Among the many other charming little beach towns, Spring Lake also stands out. Established as a summer retreat for the industrial barons of the mid-1800s, this small town retains an aura of Victorian opulence. Green parkland surrounds the spring-fed lake that gave the community its name and still serves as a tranquil trout-fishing spot.
Seafood headlines the menu at many of Spring Lake’s fine dining establishments. Elegant relaxation is the order of the day for visitors who choose to stay in one of the gingerbread-laden historic inns and here a boardwalk stroll along the pristine beach is an exercise in tranquility.
But the Jersey Shore isn’t all extremes of Victorian splendour and post-modern glitz. Near Cape May at the southern end of the strip, the town of Wildwood is, well, wild – at least architecturally. With a pedigree as a resort town that dates to the 1950s, Wildwood is a family resort in the best Doo-Wop tradition with the largest collection of mid-century buildings in the United States. It’s boardwalk, comprised of more than 70,000 planks, stretches 37 city blocks and the town’s white sand has been rated Best Sports Beach (Condé Nast) and Best Beach (Travel Channel).
When it comes to photo ops, you can’t beat the postcard-in-waiting qualities of the lonely lighthouse. Of the 18 lighthouses along the New Jersey coastline, 11 are open to the public. Must-sees include the octagonal Sandy Hook Lighthouse, in service since 1764; the striking Cape May Lighthouse, where visitors can climb 199 stairs for an unparalleled view of the Cape May Peninsula; and Old Barney, the new lighthouse in Barnegat – constructed in 1859.
Part of the great allure of the Jersey Shore is the ability to experience nature so close to the heartbeat of modern America. The Sandy Hook unit of Gateway National Recreation Area, located on a thin peninsula that actually juts into lower New York Harbor, provides expansive ocean and bay beaches for swimming, fishing, picnicking, scuba diving, surfing, wind surfing and bicycling.

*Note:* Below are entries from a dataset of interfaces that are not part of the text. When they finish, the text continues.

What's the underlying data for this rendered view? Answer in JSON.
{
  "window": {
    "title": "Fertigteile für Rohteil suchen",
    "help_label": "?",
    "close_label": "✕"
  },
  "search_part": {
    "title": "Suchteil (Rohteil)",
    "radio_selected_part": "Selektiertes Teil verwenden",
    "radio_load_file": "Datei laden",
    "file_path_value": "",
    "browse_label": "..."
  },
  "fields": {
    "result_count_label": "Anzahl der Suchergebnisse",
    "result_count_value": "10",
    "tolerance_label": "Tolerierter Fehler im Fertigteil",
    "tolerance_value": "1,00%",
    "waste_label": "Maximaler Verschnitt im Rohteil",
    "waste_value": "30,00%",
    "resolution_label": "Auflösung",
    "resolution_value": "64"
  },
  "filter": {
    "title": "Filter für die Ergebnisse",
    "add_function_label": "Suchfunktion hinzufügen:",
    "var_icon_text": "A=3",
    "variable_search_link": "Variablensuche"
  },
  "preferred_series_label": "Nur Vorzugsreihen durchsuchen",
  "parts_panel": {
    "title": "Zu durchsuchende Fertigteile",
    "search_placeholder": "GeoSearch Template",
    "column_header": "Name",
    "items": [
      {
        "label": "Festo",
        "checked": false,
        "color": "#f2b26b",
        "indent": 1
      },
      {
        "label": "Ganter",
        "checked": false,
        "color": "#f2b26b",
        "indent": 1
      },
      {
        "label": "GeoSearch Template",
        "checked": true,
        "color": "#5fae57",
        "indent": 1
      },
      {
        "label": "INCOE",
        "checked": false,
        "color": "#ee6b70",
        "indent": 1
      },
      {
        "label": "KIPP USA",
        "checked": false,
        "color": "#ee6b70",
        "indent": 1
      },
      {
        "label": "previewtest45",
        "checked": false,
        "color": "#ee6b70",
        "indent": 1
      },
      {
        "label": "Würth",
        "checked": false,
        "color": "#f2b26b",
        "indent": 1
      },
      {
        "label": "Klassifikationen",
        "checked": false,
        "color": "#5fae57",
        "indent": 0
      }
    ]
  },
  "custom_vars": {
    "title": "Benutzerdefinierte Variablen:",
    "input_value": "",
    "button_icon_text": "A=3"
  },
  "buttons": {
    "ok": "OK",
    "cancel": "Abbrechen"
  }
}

Extensive hiking trails, bike paths, salt marshes, a spectacular holly forest and more than 300 species of birds are all waiting for nature lovers.
At the other end of the Jersey Shore, Cape May Point State Park is a popular vantage point for viewing the fall hawk migration. Between the two, Island Beach State Park occupies a narrow barrier island that sits between the restless Atlantic and historic Barnegat Bay. Shaped by storm and tides, the park protects more than 1,200 hectares of coastal dunes and offers eight self-guided hiking trails that provide access to the nine plant communities of a barrier island. This park is a great springboard for naturalist-guided canoe and kayak tours of Barnegat Bay.
It’s easy to slow down the pace but still see lots of territory on New Jersey’s extensive Rails-to-Trails system, ideal for walking and biking (and mostly wheelchair accessible). The Jersey Shore includes 11 separate trails ranging up to 22 kilometres in length.
Extreme Sports & Science
In the Meadowlands Liberty Region, close to downtown Manhattan and Times Square, families can hike along nature trails, take in a basketball game at the Meadowlands Sports Complex, or spend an afternoon at the science museum. The ferry service from Liberty State Park in Jersey City keeps the Statue of Liberty and Ellis Island within easy reach. Science geeks head to the Liberty Science Centre. With hundreds of exhibits in eight new galleries, and the largest IMAX theatre in the US, there is something for every age to enjoy. At the Meadowlands Environment Center, children and parents can take a guided tour of the Hackensack River and explore wetland ecology by boat.
Roll the dice, stroll a boardwalk, party ‘til dawn or quietly breath the fresh salt air, life is a beach on the Jersey Shore.